      • The allegro movement opens with the ritornello, which is an almost continuous flow of rapid notes
      • After the ritornello ends the soloist presents short melodic ideas. The flute and violin imitate each other playfully
      • The appearance of the soloist brings a lower dynamic level and a new tone color, the flute
  • Brandenburg Concerto (cont.)
    • After a while, the tutti returns loudly with a brief fragment of the ritornello, only to give way to a new soloist
    • This alternation between the brief, relatively loud ritornello fragments in the tutti, and longer, softer, solo sections continues throughout the movement
    • Only the harpsichord plays during the long final solo section
    • Bach builds to a tense high point for this movement through irresistible rhythm and dazzling scale passages that require a virtuoso’s skill
  • The Fugue
    • A cornerstone of Baroque music
    • It can be written for a group of instruments or voices or for a single instrument
    • A fugue is a polyphonic composition based on one main theme called a subject
    • Throughout a fugue, different melodic lines, or voices, imitate the subject
    • The texture of a fugue usually contains 3-5 voices or parts
  • Baroque Fugues
    • The subject remains the same throughout the piece, but takes on new meanings when shifted to different keys or combined with different melodic or rhythmic ideas.
    • The form of a fugue is extremely flexible
    • The only constant feature is how they begin-
      • The subject is almost always presented in a single, unaccompanied voice
      • By highlighting the subject the composer tells us what to remember and listen for
  • What’s a Fugue?
    • A fugue is similar to a round (canon) like row, row, row your boat, except the voices do not always follow the leader in an exact manner
    • A fugue’s opening differs from a round because as each new voice appears it does not use the same exact notes
  • What’s a Fugue?
    • If the fugue’s melody begins on the tonic scale C-D-E the first time, it will be stated a second time a 5 th higher

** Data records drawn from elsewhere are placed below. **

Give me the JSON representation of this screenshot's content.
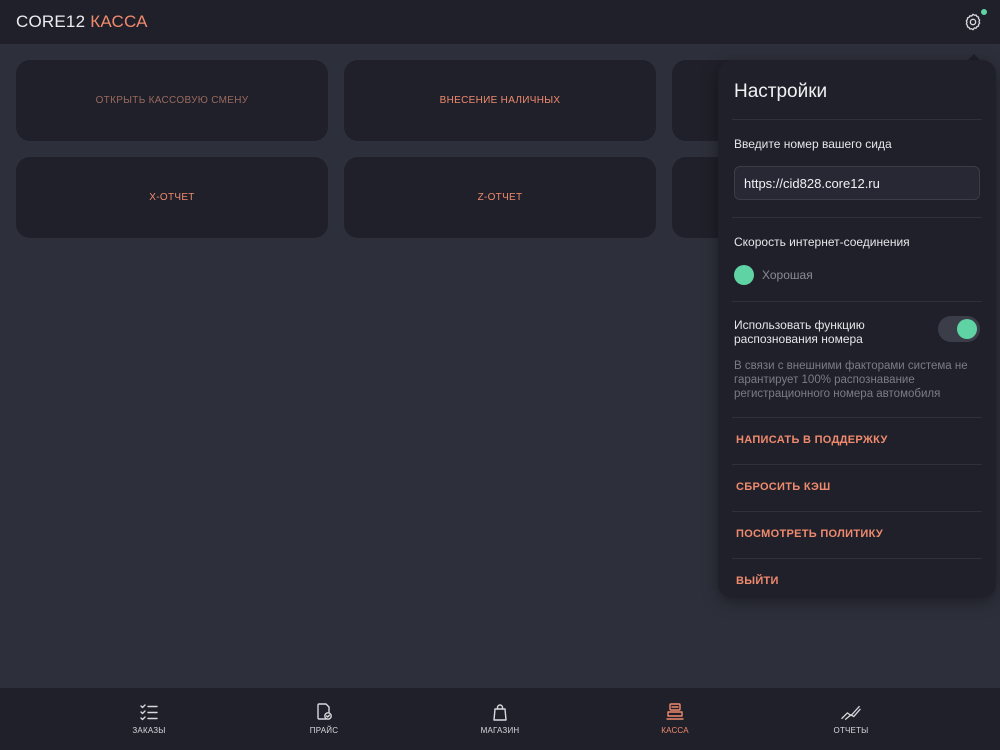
{
  "header": {
    "brand_primary": "CORE12",
    "brand_secondary": "КАССА",
    "settings_icon": "gear-icon"
  },
  "tiles": [
    {
      "label": "ОТКРЫТЬ КАССОВУЮ СМЕНУ",
      "style": "muted"
    },
    {
      "label": "ВНЕСЕНИЕ НАЛИЧНЫХ",
      "style": "accent"
    },
    {
      "label": "X-ОТЧЕТ",
      "style": "accent"
    },
    {
      "label": "Z-ОТЧЕТ",
      "style": "accent"
    }
  ],
  "settings": {
    "title": "Настройки",
    "sid_label": "Введите номер вашего сида",
    "sid_value": "https://cid828.core12.ru",
    "speed_label": "Скорость интернет-соединения",
    "speed_status": "Хорошая",
    "recognition_label": "Использовать функцию распознования номера",
    "recognition_enabled": true,
    "recognition_note": "В связи с внешними факторами система не гарантирует 100% распознавание регистрационного номера автомобиля",
    "actions": {
      "support": "НАПИСАТЬ В ПОДДЕРЖКУ",
      "reset_cache": "СБРОСИТЬ КЭШ",
      "policy": "ПОСМОТРЕТЬ ПОЛИТИКУ",
      "logout": "ВЫЙТИ"
    }
  },
  "nav": {
    "active": "kassa",
    "items": [
      {
        "id": "orders",
        "label": "ЗАКАЗЫ",
        "icon": "checklist-icon"
      },
      {
        "id": "price",
        "label": "ПРАЙС",
        "icon": "price-doc-icon"
      },
      {
        "id": "shop",
        "label": "МАГАЗИН",
        "icon": "shopping-bag-icon"
      },
      {
        "id": "kassa",
        "label": "КАССА",
        "icon": "cash-register-icon"
      },
      {
        "id": "reports",
        "label": "ОТЧЕТЫ",
        "icon": "chart-trend-icon"
      }
    ]
  },
  "colors": {
    "accent": "#f08a6e",
    "success": "#5fd3a4",
    "surface": "#1f2029",
    "background": "#2d2f3a"
  }
}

      • The second time the melody is heard, it is based on the dominant scale:
        • G-A-B. This second hearing of the melody is called the answer . In fugues, the subject is often constantly accompanied in another voice by a different melodic idea. This is called a counter-subject . A constant companion, the counter-subject always appears with the subject, sometimes below it, sometimes above.
  • What’s a Fugue?

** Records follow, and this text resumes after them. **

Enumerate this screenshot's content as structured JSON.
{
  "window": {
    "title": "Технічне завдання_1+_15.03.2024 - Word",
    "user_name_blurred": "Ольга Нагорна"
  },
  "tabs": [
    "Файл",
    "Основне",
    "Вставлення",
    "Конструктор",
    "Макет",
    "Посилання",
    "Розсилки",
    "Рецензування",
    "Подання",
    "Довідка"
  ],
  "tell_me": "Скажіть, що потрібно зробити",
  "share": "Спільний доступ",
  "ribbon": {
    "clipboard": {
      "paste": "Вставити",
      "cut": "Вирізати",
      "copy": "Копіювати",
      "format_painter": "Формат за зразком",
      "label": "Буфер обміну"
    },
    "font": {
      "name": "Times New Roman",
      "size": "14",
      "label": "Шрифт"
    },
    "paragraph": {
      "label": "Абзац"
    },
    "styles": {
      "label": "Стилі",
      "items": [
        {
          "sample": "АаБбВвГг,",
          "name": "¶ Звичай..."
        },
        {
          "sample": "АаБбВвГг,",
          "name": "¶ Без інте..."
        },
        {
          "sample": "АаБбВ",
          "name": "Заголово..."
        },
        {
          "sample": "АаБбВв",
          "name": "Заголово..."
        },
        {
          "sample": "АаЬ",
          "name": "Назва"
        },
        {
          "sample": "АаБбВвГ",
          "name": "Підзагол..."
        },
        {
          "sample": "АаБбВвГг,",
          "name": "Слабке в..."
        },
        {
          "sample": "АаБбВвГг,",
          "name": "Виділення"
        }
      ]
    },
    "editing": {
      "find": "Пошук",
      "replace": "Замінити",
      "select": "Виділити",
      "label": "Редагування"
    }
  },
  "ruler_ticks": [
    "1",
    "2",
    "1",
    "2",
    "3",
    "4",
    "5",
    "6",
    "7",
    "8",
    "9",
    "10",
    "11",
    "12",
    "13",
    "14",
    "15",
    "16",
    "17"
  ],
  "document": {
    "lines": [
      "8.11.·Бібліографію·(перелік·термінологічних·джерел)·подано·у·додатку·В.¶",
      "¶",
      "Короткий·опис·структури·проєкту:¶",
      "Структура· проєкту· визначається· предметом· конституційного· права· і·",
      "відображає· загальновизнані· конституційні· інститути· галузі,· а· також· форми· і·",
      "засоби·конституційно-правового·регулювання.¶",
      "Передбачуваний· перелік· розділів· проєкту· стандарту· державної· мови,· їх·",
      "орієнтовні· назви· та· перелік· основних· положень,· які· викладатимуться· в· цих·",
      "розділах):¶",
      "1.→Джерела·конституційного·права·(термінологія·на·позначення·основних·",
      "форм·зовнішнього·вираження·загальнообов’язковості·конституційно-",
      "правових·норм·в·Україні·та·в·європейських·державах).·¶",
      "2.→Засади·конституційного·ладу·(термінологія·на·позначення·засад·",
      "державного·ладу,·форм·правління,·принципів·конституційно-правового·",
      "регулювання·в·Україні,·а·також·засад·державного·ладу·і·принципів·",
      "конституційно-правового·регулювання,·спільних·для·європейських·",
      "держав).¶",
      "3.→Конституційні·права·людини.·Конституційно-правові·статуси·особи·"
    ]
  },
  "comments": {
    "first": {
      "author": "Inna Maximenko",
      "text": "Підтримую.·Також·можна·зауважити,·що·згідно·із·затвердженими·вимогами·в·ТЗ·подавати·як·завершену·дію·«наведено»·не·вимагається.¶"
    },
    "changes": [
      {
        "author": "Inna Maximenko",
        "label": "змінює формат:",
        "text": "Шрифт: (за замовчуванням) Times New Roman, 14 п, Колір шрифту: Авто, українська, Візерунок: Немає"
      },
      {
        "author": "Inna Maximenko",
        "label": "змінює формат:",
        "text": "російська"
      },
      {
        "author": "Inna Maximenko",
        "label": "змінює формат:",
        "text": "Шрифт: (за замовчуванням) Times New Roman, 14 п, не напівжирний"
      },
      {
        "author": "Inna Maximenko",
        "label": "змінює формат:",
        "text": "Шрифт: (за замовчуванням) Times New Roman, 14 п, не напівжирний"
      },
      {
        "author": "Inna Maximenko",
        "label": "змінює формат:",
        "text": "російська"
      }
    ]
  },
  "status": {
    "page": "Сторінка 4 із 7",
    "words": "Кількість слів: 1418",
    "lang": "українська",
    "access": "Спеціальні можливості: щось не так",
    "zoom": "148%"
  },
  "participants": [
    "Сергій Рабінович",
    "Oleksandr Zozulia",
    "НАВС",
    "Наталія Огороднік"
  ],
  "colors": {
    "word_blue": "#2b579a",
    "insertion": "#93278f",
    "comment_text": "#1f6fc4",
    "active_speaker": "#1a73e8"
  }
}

    • After the opening of the fugue, when each voice has taken its turn at presenting the subject, the composer is free to decide how often the subject will be presented, in which keys, and in which voices
    • Between presentations of the subject, the are often transitional sections called episodes , which offer new material or fragments of the subject or counter-subject.
  • What’s a Fugue?
    • A fugue can be varied in four principle ways:
      • 1. It can be turned upside down. Called inversion . If the subject goes up by steps or leaps, the inversion will move down by steps or leaps.
      • 2. It can be presented in retrograde . By beginning with the last note of the subject and proceeding to the first note.
      • 3. It can be presented in augmentation , where the original time values are lengthened.
      • 4. It can be presented in diminution , where the original time values are shortened.
  • Johann Sebastian Bach
    • Organ Fugue in G Minor ( Little Fugue ; about 1709)
    • Each of the four voices takes a turn presenting the subject
    • It appears first in the top voice and then appears progressively until it reaches the lowest voice, which is played by the organist’s feet on the pedal keyboard
    • The subject gathers momentum as it goes along, beginning with longer note values and then proceeding to shorter ones
  • Organ Fugue in G Minor ( Little Fugue ; about 1709) Cont.
    • Listen to:
    • Starting with its second appearance, the subject is accompanied by a counter-subject that moves in shorter time values.
    • After the opening section, the subject appears five more times, each time proceeded by an episode
    • For harmonic contrast, Bach twice presents the subject in major keys rather than minor. He also ends on a major chord because at the time, major chords were thought to be more conclusive than minor chords.